If you submit your name or device or badge at Pennsic Herald’s Point, it will actually take longer than if you submit it another time of year. The East gets, on average, about 175 submissions out of Pennsic. We can only reasonably handle commentary on a maximum of 50-55 submissions a month. It takes us until nearly Christmas to work through the Pennsic deluge of submissions and the resulting backlog of submissions that I receive after Pennsic.
Filed under: Heraldry, Interviews
Experts working on excavations at Dingwall's Cromartie Memorial car park have confirmed that the site was the location of an 11th century Thing, or Norse parliament. The structure may have been built at the instruction of Thorfinn the Mighty.

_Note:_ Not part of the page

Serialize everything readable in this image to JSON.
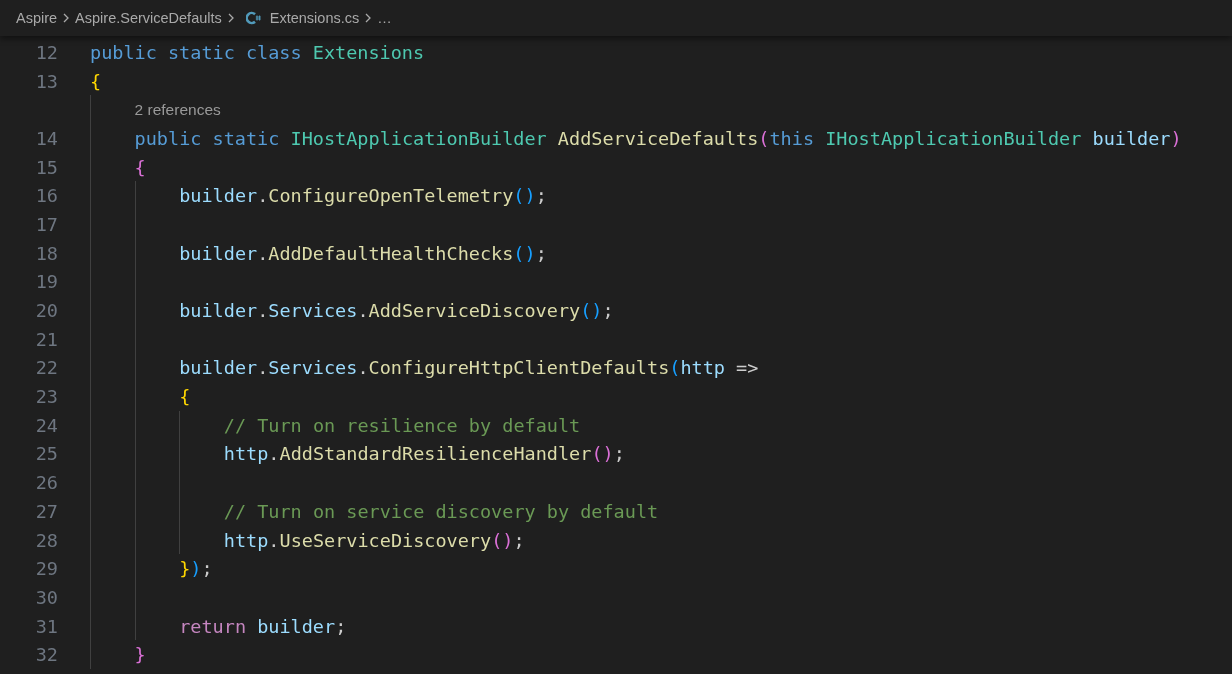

Archaeological digs on a farm near Newborough, England have unearthed several layers of history from Roman to Saxon times. The excavations were commissioned before the land could be used for proposed renewable energy parks.
If you are a member of a polled Order and are not subscribed to the polling distribution or the discussion list, you may sign up here: Polling Lists
And if you are subscribed to the polling distribution but did not receive the most recent polls, please contact the Clerk of the Polling Lists, (currently Duchess Katherine Stanhope).
Filed under: Official Notices Tagged: awards, pollings
East Kingdom Twelfth Night will be held in Troy, NY, on January 4, 2014 and hosted by the Shire of Anglespur and the Barony of Concordia of the Snows.
Per the autocrat, Lord Joel of Vestfell, the feast has a very hard cap of 150, and it’s “selling fast”. Online registration (by ACCEPS) ends on December 15th, and mailed reservations must be postmarked by December 22.
Celebrate the end of the holiday season with:
For more information, please see the event announcement.
Filed under: Events Tagged: Anglespur, Concordia of the Snows, Twelfth Night
In early December, the SCA.org website got a new look.
The motivation behind the “facelift” was the recent debut of the SCA Newcomers’ Portal. ”We wanted to add a very noticeable link to the Portal, so that visitors and new members could easily find their way there,” said Mistress Jessa d’Avondale, Webmaster of SCA.org *. “This led to streamlining the front page, which previously had 4 different sections and menus, and left plenty of room in the center for a large slideshow of photos.”
The new SCA.org front page features photographs of SCA participants from the SCA Digital Scribes Program, along with five buttons with prominent links for new members (the Newcomers’ Portal, On-line Membership, and Kingdom Lookup), and for existing members (the SCA Marketplace, and the Kingdom eNewsletter website).
A lighter-colored background on all pages provides more contrast for the text, and the website’s menus have been consolidated into one main menu at the top of the screen, to make it easier for visitors to navigate their way around the site.
Please send feedback and suggestions to Mistress Jessa *
* Mistress Jessa is responsible for the contents of the SCA.org website. Please note this is a separate office from the Society Webminister, Baroness Alesone, who is in charge of electronic publications, oversees the kingdom websites, and makes policy about local group websites.
Filed under: Corporate Tagged: websites
The discovery of an old forge, an iron arrowhead and utensils has led archaeologists to believe that they had found an area used by blacksmiths dating to the 1500s. The site was unearthed under Klosterenga in Oslo, Norway.
The agenda for Their Majesties’ upcoming Curia is now available on the East Kingdom Seneschal’s web site: Curia
The Curia will be held the day after Birka, in the Barony of Stonemarche:
Questions may be directed to: Clerk of Laws
Filed under: Law and Policy Tagged: birka, curia
Archaeologists working on the site of a railway line in Old Uppsala, Sweden are trying to puzzle out the purpose of two rows of large wooden pillars near a 5th century pre-Viking burial ground and religious center. (photos)
SCA Ltd is again seeking nominations for board members.
Aryanhwy reports that the first edition of the blog What's Up Wednesday is now online. The blog looks at what is going on with the A&S community in the Kingdom of Drachenwald.